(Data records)

--

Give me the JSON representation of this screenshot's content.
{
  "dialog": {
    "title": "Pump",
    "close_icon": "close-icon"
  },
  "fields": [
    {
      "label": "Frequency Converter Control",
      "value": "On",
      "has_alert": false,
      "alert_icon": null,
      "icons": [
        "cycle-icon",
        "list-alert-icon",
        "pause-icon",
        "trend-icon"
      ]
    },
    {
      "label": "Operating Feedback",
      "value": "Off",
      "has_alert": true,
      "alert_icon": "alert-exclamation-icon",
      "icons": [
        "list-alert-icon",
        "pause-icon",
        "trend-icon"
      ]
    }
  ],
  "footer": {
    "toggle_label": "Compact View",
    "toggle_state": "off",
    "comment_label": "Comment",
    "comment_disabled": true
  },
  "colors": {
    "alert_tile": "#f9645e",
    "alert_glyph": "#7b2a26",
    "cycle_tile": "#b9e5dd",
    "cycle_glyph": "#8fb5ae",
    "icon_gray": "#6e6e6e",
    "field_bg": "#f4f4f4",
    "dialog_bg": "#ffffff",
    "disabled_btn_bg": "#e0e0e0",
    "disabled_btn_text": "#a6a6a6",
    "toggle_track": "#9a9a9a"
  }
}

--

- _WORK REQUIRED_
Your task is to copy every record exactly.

- _WRITTEN ANSWER_
Give me the JSON representation of this screenshot's content.
{
  "dialog": {
    "title": "Pump",
    "close_icon": "close-icon"
  },
  "fields": [
    {
      "label": "Frequency Converter Control",
      "value": "On",
      "has_alert": false,
      "alert_icon": null,
      "icons": [
        "cycle-icon",
        "list-alert-icon",
        "pause-icon",
        "trend-icon"
      ]
    },
    {
      "label": "Operating Feedback",
      "value": "Off",
      "has_alert": true,
      "alert_icon": "alert-exclamation-icon",
      "icons": [
        "list-alert-icon",
        "pause-icon",
        "trend-icon"
      ]
    }
  ],
  "footer": {
    "toggle_label": "Compact View",
    "toggle_state": "off",
    "comment_label": "Comment",
    "comment_disabled": true
  },
  "colors": {
    "alert_tile": "#f9645e",
    "alert_glyph": "#7b2a26",
    "cycle_tile": "#b9e5dd",
    "cycle_glyph": "#8fb5ae",
    "icon_gray": "#6e6e6e",
    "field_bg": "#f4f4f4",
    "dialog_bg": "#ffffff",
    "disabled_btn_bg": "#e0e0e0",
    "disabled_btn_text": "#a6a6a6",
    "toggle_track": "#9a9a9a"
  }
}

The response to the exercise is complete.